Last week, Google unveiled a new machine learning-powered tool that can read over 100,000 books in Google Books in less than a second. It’s named “Talk To Books” because of its ability to find answers to people’s random queries in the books without using keyword matching techniques.

All you need to do is type your thoughts in the Talk to Books’ search bar, and it will display passages from books related to your questions.

For instance, you can search “How can I stop thinking and fall asleep?” It’s a question I have asked Google multiple times but never took it to the books. The AI tool shows the following results.

Google Talk To Books Semantic Search

Talk to Books shouldn’t be seen as an alternative to regular Google Search but an experimental AI tool designed to better understand natural language. Although it features a search box, its fundamental approach is quite different from a traditional search tool.

In a blog post, Google’s director of engineering Ray Kurzweil said that Talk to Books is a new way to interact with books by digging down to the sentence level. It performs “semantic searches” which are based on the ‘meaning,’ instead of keywords and phrases.

Google’s New “Talk To Books” Search Engine Can Save Your Time Reading 100,000 BooksThe development of the semantic search feature has sought inspiration from the research work Kurzweil and his team did while developing an enhanced version of Google’s smart reply feature. However, both differ by the fact that Smart Reply focuses on paragraphs and their experimental feature at the sentence level. The AI tool only looks at how well the individual sentences match up.

Users throwing queries may discover unexpected titles and authors, according to Kurzweil. It could also be the case that well-known books don’t make it to the top.

Google created a new webpage called “Semantic Experiences” to showcase the technology.
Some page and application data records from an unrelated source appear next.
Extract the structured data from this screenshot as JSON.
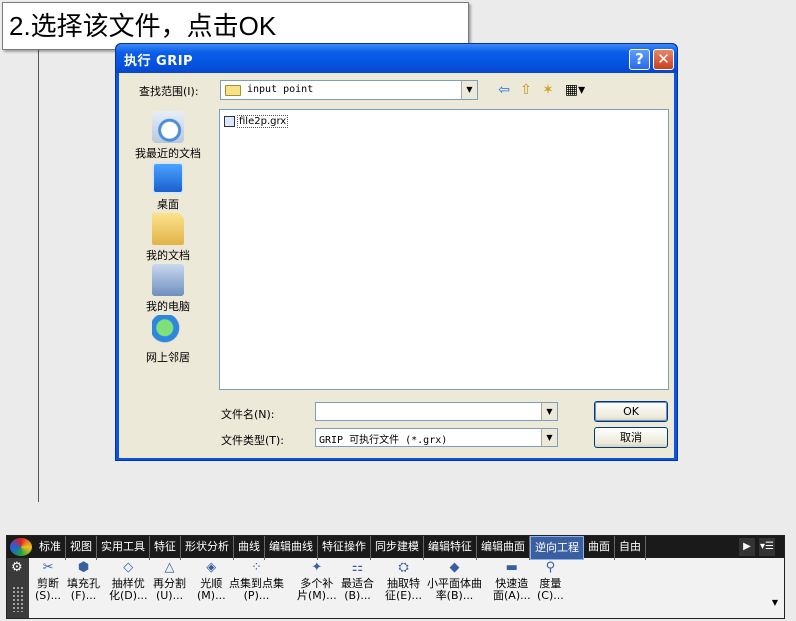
{
  "instruction": "2.选择该文件，点击OK",
  "dialog": {
    "title": "执行 GRIP",
    "help_label": "?",
    "close_label": "✕",
    "lookin_label": "查找范围(I):",
    "lookin_value": "input point",
    "places": [
      {
        "label": "我最近的文档",
        "icon": "recent-documents-icon"
      },
      {
        "label": "桌面",
        "icon": "desktop-icon"
      },
      {
        "label": "我的文档",
        "icon": "my-documents-icon"
      },
      {
        "label": "我的电脑",
        "icon": "my-computer-icon"
      },
      {
        "label": "网上邻居",
        "icon": "network-places-icon"
      }
    ],
    "files": [
      {
        "name": "file2p.grx",
        "icon": "grx-file-icon"
      }
    ],
    "filename_label": "文件名(N):",
    "filename_value": "",
    "filetype_label": "文件类型(T):",
    "filetype_value": "GRIP 可执行文件 (*.grx)",
    "ok_label": "OK",
    "cancel_label": "取消"
  },
  "ribbon": {
    "tabs": [
      "标准",
      "视图",
      "实用工具",
      "特征",
      "形状分析",
      "曲线",
      "编辑曲线",
      "特征操作",
      "同步建模",
      "编辑特征",
      "编辑曲面",
      "逆向工程",
      "曲面",
      "自由"
    ],
    "active_tab": "逆向工程",
    "tools": [
      {
        "line1": "剪断",
        "line2": "(S)...",
        "icon": "trim-icon"
      },
      {
        "line1": "填充孔",
        "line2": "(F)...",
        "icon": "fill-hole-icon"
      },
      {
        "line1": "抽样优",
        "line2": "化(D)...",
        "icon": "sample-icon"
      },
      {
        "line1": "再分割",
        "line2": "(U)...",
        "icon": "subdivide-icon"
      },
      {
        "line1": "光顺",
        "line2": "(M)...",
        "icon": "smooth-icon"
      },
      {
        "line1": "点集到点集",
        "line2": "(P)...",
        "icon": "point-set-icon"
      },
      {
        "line1": "多个补",
        "line2": "片(M)...",
        "icon": "patch-icon"
      },
      {
        "line1": "最适合",
        "line2": "(B)...",
        "icon": "best-fit-icon"
      },
      {
        "line1": "抽取特",
        "line2": "征(E)...",
        "icon": "extract-icon"
      },
      {
        "line1": "小平面体曲",
        "line2": "率(B)...",
        "icon": "curvature-icon"
      },
      {
        "line1": "快速造",
        "line2": "面(A)...",
        "icon": "rapid-surface-icon"
      },
      {
        "line1": "度量",
        "line2": "(C)...",
        "icon": "measure-icon"
      }
    ]
  }
}
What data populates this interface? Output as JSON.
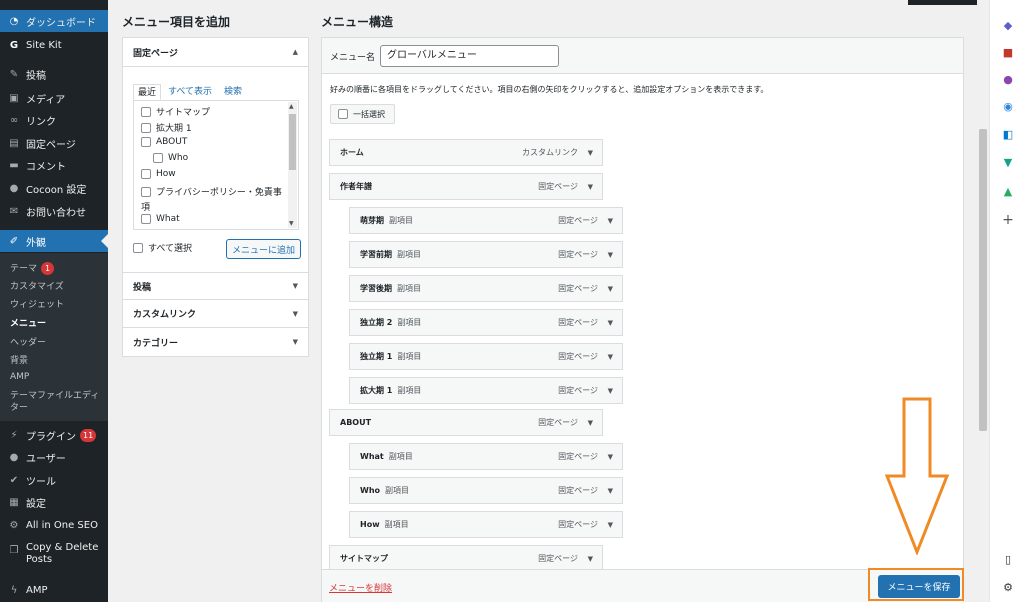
{
  "sidebar": {
    "items": [
      {
        "label": "ダッシュボード",
        "icon": "dashboard-icon"
      },
      {
        "label": "Site Kit",
        "icon": "site-kit-icon"
      },
      {
        "label": "投稿",
        "icon": "pin-icon"
      },
      {
        "label": "メディア",
        "icon": "media-icon"
      },
      {
        "label": "リンク",
        "icon": "link-icon"
      },
      {
        "label": "固定ページ",
        "icon": "page-icon"
      },
      {
        "label": "コメント",
        "icon": "comment-icon"
      },
      {
        "label": "Cocoon 設定",
        "icon": "cocoon-icon"
      },
      {
        "label": "お問い合わせ",
        "icon": "mail-icon"
      },
      {
        "label": "外観",
        "icon": "brush-icon"
      },
      {
        "label": "プラグイン",
        "icon": "plugin-icon",
        "badge": "11"
      },
      {
        "label": "ユーザー",
        "icon": "user-icon"
      },
      {
        "label": "ツール",
        "icon": "wrench-icon"
      },
      {
        "label": "設定",
        "icon": "settings-icon"
      },
      {
        "label": "All in One SEO",
        "icon": "aioseo-icon"
      },
      {
        "label": "Copy & Delete Posts",
        "icon": "copy-icon"
      },
      {
        "label": "AMP",
        "icon": "amp-icon"
      }
    ],
    "submenu": [
      {
        "label": "テーマ",
        "badge": "1"
      },
      {
        "label": "カスタマイズ"
      },
      {
        "label": "ウィジェット"
      },
      {
        "label": "メニュー",
        "current": true
      },
      {
        "label": "ヘッダー"
      },
      {
        "label": "背景"
      },
      {
        "label": "AMP"
      },
      {
        "label": "テーマファイルエディター"
      }
    ]
  },
  "add_items": {
    "heading": "メニュー項目を追加",
    "section_pages": "固定ページ",
    "tabs": [
      "最近",
      "すべて表示",
      "検索"
    ],
    "pages": [
      "サイトマップ",
      "拡大期 1",
      "ABOUT",
      "Who",
      "How",
      "プライバシーポリシー・免責事",
      "項",
      "What"
    ],
    "select_all": "すべて選択",
    "add_button": "メニューに追加",
    "section_posts": "投稿",
    "section_custom_links": "カスタムリンク",
    "section_categories": "カテゴリー"
  },
  "structure": {
    "heading": "メニュー構造",
    "name_label": "メニュー名",
    "name_value": "グローバルメニュー",
    "instructions": "好みの順番に各項目をドラッグしてください。項目の右側の矢印をクリックすると、追加設定オプションを表示できます。",
    "bulk_select": "一括選択",
    "sub_item_label": "副項目",
    "items": [
      {
        "title": "ホーム",
        "type": "カスタムリンク",
        "level": 0
      },
      {
        "title": "作者年譜",
        "type": "固定ページ",
        "level": 0
      },
      {
        "title": "萌芽期",
        "type": "固定ページ",
        "level": 1
      },
      {
        "title": "学習前期",
        "type": "固定ページ",
        "level": 1
      },
      {
        "title": "学習後期",
        "type": "固定ページ",
        "level": 1
      },
      {
        "title": "独立期 2",
        "type": "固定ページ",
        "level": 1
      },
      {
        "title": "独立期 1",
        "type": "固定ページ",
        "level": 1
      },
      {
        "title": "拡大期 1",
        "type": "固定ページ",
        "level": 1
      },
      {
        "title": "ABOUT",
        "type": "固定ページ",
        "level": 0
      },
      {
        "title": "What",
        "type": "固定ページ",
        "level": 1
      },
      {
        "title": "Who",
        "type": "固定ページ",
        "level": 1
      },
      {
        "title": "How",
        "type": "固定ページ",
        "level": 1
      },
      {
        "title": "サイトマップ",
        "type": "固定ページ",
        "level": 0
      }
    ],
    "delete_link": "メニューを削除",
    "save_button": "メニューを保存"
  },
  "colors": {
    "admin_blue": "#2271b1",
    "sidebar_bg": "#1d2327",
    "highlight_orange": "#f08a24",
    "delete_red": "#d63638"
  }
}
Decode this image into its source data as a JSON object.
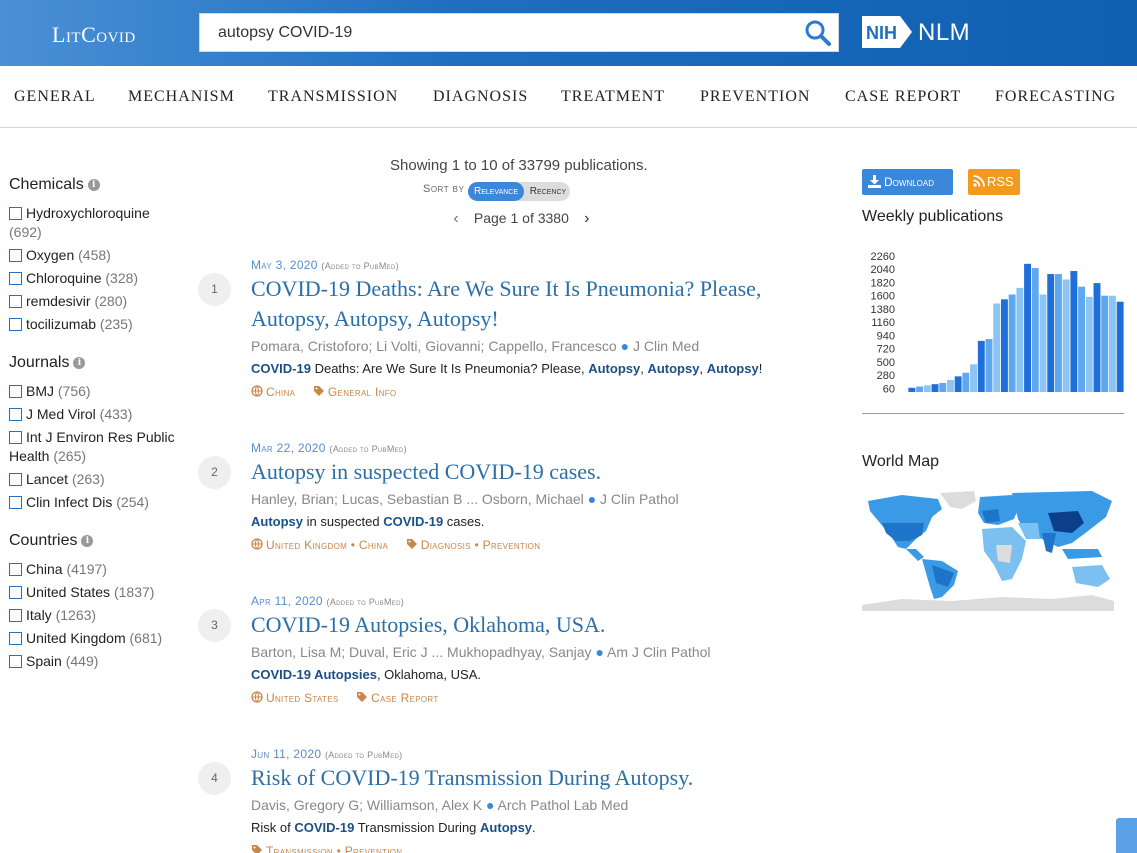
{
  "header": {
    "logo": "LitCovid",
    "search_value": "autopsy COVID-19",
    "nih_logo": "NIH",
    "nlm_label": "NLM"
  },
  "categories": [
    "GENERAL",
    "MECHANISM",
    "TRANSMISSION",
    "DIAGNOSIS",
    "TREATMENT",
    "PREVENTION",
    "CASE REPORT",
    "FORECASTING"
  ],
  "sidebar": {
    "chemicals": {
      "title": "Chemicals",
      "items": [
        {
          "label": "Hydroxychloroquine",
          "count": "(692)"
        },
        {
          "label": "Oxygen",
          "count": "(458)"
        },
        {
          "label": "Chloroquine",
          "count": "(328)"
        },
        {
          "label": "remdesivir",
          "count": "(280)"
        },
        {
          "label": "tocilizumab",
          "count": "(235)"
        }
      ]
    },
    "journals": {
      "title": "Journals",
      "items": [
        {
          "label": "BMJ",
          "count": "(756)"
        },
        {
          "label": "J Med Virol",
          "count": "(433)"
        },
        {
          "label": "Int J Environ Res Public Health",
          "count": "(265)"
        },
        {
          "label": "Lancet",
          "count": "(263)"
        },
        {
          "label": "Clin Infect Dis",
          "count": "(254)"
        }
      ]
    },
    "countries": {
      "title": "Countries",
      "items": [
        {
          "label": "China",
          "count": "(4197)"
        },
        {
          "label": "United States",
          "count": "(1837)"
        },
        {
          "label": "Italy",
          "count": "(1263)"
        },
        {
          "label": "United Kingdom",
          "count": "(681)"
        },
        {
          "label": "Spain",
          "count": "(449)"
        }
      ]
    }
  },
  "results_header": {
    "showing": "Showing 1 to 10 of 33799 publications.",
    "sort_by": "Sort by",
    "sort_relevance": "Relevance",
    "sort_recency": "Recency",
    "page": "Page 1 of 3380"
  },
  "results": [
    {
      "num": "1",
      "date": "May 3, 2020",
      "added": "(Added to PubMed)",
      "title": "COVID-19 Deaths: Are We Sure It Is Pneumonia? Please, Autopsy, Autopsy, Autopsy!",
      "authors": "Pomara, Cristoforo; Li Volti, Giovanni; Cappello, Francesco",
      "journal": "J Clin Med",
      "snippet_html": "<b>COVID-19</b> Deaths: Are We Sure It Is Pneumonia? Please, <b>Autopsy</b>, <b>Autopsy</b>, <b>Autopsy</b>!",
      "locations": "China",
      "topics": "General Info"
    },
    {
      "num": "2",
      "date": "Mar 22, 2020",
      "added": "(Added to PubMed)",
      "title": "Autopsy in suspected COVID-19 cases.",
      "authors": "Hanley, Brian; Lucas, Sebastian B ... Osborn, Michael",
      "journal": "J Clin Pathol",
      "snippet_html": "<b>Autopsy</b> in suspected <b>COVID-19</b> cases.",
      "locations": "United Kingdom • China",
      "topics": "Diagnosis • Prevention"
    },
    {
      "num": "3",
      "date": "Apr 11, 2020",
      "added": "(Added to PubMed)",
      "title": "COVID-19 Autopsies, Oklahoma, USA.",
      "authors": "Barton, Lisa M; Duval, Eric J ... Mukhopadhyay, Sanjay",
      "journal": "Am J Clin Pathol",
      "snippet_html": "<b>COVID-19 Autopsies</b>, Oklahoma, USA.",
      "locations": "United States",
      "topics": "Case Report"
    },
    {
      "num": "4",
      "date": "Jun 11, 2020",
      "added": "(Added to PubMed)",
      "title": "Risk of COVID-19 Transmission During Autopsy.",
      "authors": "Davis, Gregory G; Williamson, Alex K",
      "journal": "Arch Pathol Lab Med",
      "snippet_html": "Risk of <b>COVID-19</b> Transmission During <b>Autopsy</b>.",
      "locations": "",
      "topics": "Transmission • Prevention"
    }
  ],
  "right_panel": {
    "download_label": "Download",
    "rss_label": "RSS",
    "weekly_title": "Weekly publications",
    "map_title": "World Map"
  },
  "chart_data": {
    "type": "bar",
    "title": "Weekly publications",
    "y_ticks": [
      "2260",
      "2040",
      "1820",
      "1600",
      "1380",
      "1160",
      "940",
      "720",
      "500",
      "280",
      "60"
    ],
    "ylim": [
      60,
      2260
    ],
    "values": [
      70,
      90,
      110,
      130,
      150,
      200,
      260,
      320,
      460,
      850,
      880,
      1470,
      1540,
      1620,
      1730,
      2130,
      2060,
      1620,
      1960,
      1960,
      1870,
      2010,
      1750,
      1580,
      1810,
      1600,
      1600,
      1500
    ],
    "colors": [
      "#1e6fd9",
      "#5ea8f0",
      "#8cc4f5"
    ],
    "grid": false
  },
  "map_colors": {
    "china": "#0b3f8a",
    "high": "#1e74c8",
    "mid": "#3a9ae6",
    "low": "#7cc0f2",
    "none": "#dcdcdc"
  },
  "icons": {
    "search": "search-icon",
    "download": "download-icon",
    "rss": "rss-icon",
    "globe": "globe-icon",
    "tag": "tag-icon",
    "info": "info-icon"
  }
}
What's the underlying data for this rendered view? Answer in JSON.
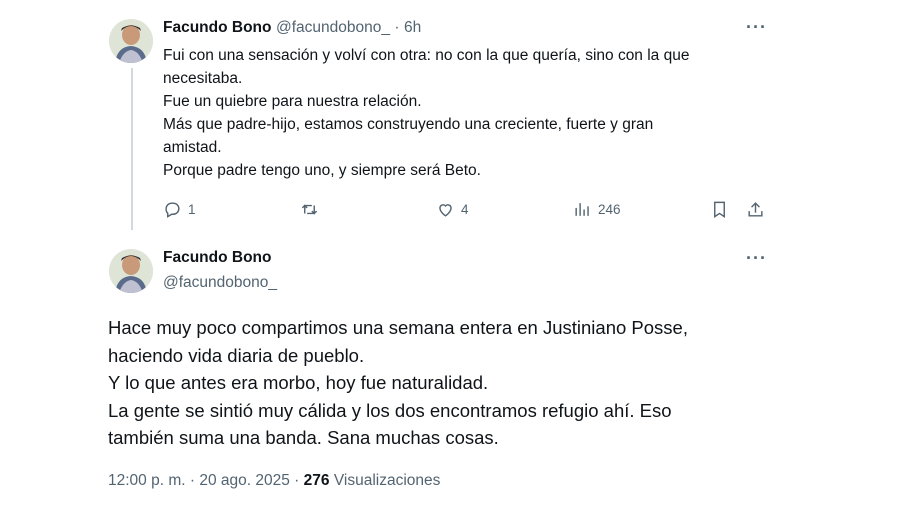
{
  "reply_tweet": {
    "author_name": "Facundo Bono",
    "author_handle": "@facundobono_",
    "separator": "·",
    "time": "6h",
    "lines": [
      "Fui con una sensación y volví con otra: no con la que quería, sino con la que",
      "necesitaba.",
      "Fue un quiebre para nuestra relación.",
      "Más que padre-hijo, estamos construyendo una creciente, fuerte y gran",
      "amistad.",
      "Porque padre tengo uno, y siempre será Beto."
    ],
    "replies_count": "1",
    "likes_count": "4",
    "views_count": "246"
  },
  "main_tweet": {
    "author_name": "Facundo Bono",
    "author_handle": "@facundobono_",
    "lines": [
      "Hace muy poco compartimos una semana entera en Justiniano Posse,",
      "haciendo vida diaria de pueblo.",
      "Y lo que antes era morbo, hoy fue naturalidad.",
      "La gente se sintió muy cálida y los dos encontramos refugio ahí. Eso",
      "también suma una banda. Sana muchas cosas."
    ],
    "time": "12:00 p. m.",
    "date": "20 ago. 2025",
    "views_count": "276",
    "views_label": "Visualizaciones"
  },
  "more_label": "···",
  "meta_separator": "·",
  "icons": [
    "reply-icon",
    "retweet-icon",
    "like-icon",
    "views-icon",
    "bookmark-icon",
    "share-icon",
    "more-icon"
  ],
  "colors": {
    "text": "#0f1419",
    "secondary": "#536471",
    "thread_line": "#cfd9de"
  }
}
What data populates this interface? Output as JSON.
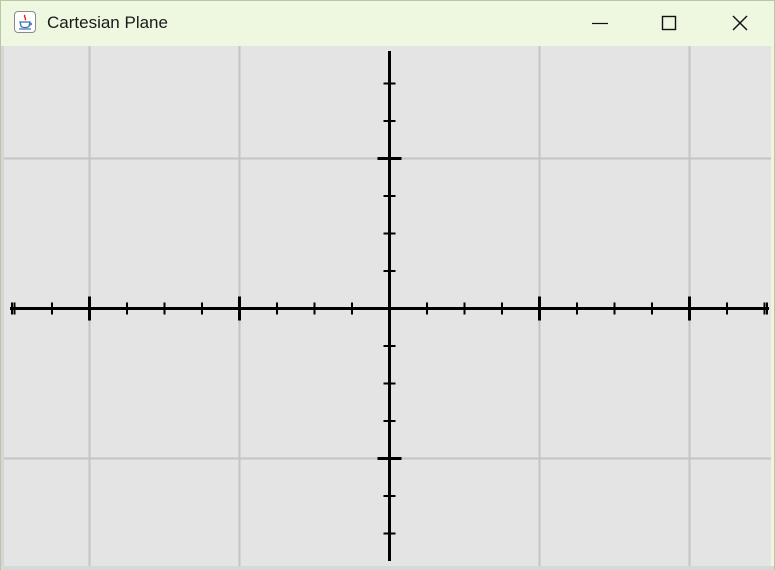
{
  "window": {
    "title": "Cartesian Plane",
    "app_icon": "java-coffee-cup-icon",
    "controls": {
      "minimize_icon": "minimize-icon",
      "maximize_icon": "maximize-icon",
      "close_icon": "close-icon"
    },
    "colors": {
      "titlebar": "#eef8e1",
      "canvas": "#e4e4e4",
      "grid": "#c4c4c4",
      "axes": "#000000"
    }
  },
  "plane": {
    "x_range": [
      -2.5,
      2.5
    ],
    "y_range": [
      -1.68,
      1.68
    ],
    "grid_step": 1,
    "minor_tick_step": 0.25,
    "major_tick_step": 1,
    "grid": true,
    "axes_visible": true
  }
}
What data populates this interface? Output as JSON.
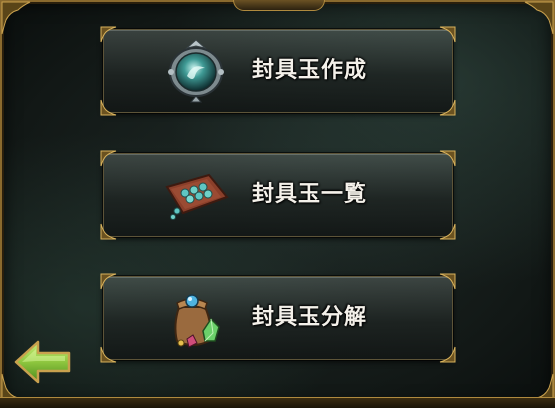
{
  "menu": {
    "items": [
      {
        "label": "封具玉作成",
        "icon": "jewel-orb-icon"
      },
      {
        "label": "封具玉一覧",
        "icon": "jewel-mat-icon"
      },
      {
        "label": "封具玉分解",
        "icon": "jewel-pouch-icon"
      }
    ]
  },
  "navigation": {
    "back_icon": "back-arrow-icon"
  },
  "colors": {
    "label_text": "#f4f1ea",
    "frame_gold": "#b08a3e",
    "back_arrow_green": "#8ec63f",
    "background": "#121816"
  }
}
It features a word game called ‘Semantris’ that shows how Google AI has learned to predict the semantic connections between words.

Also Read: Google’s New AI Tech Can Recognize Different Voices In A Crowd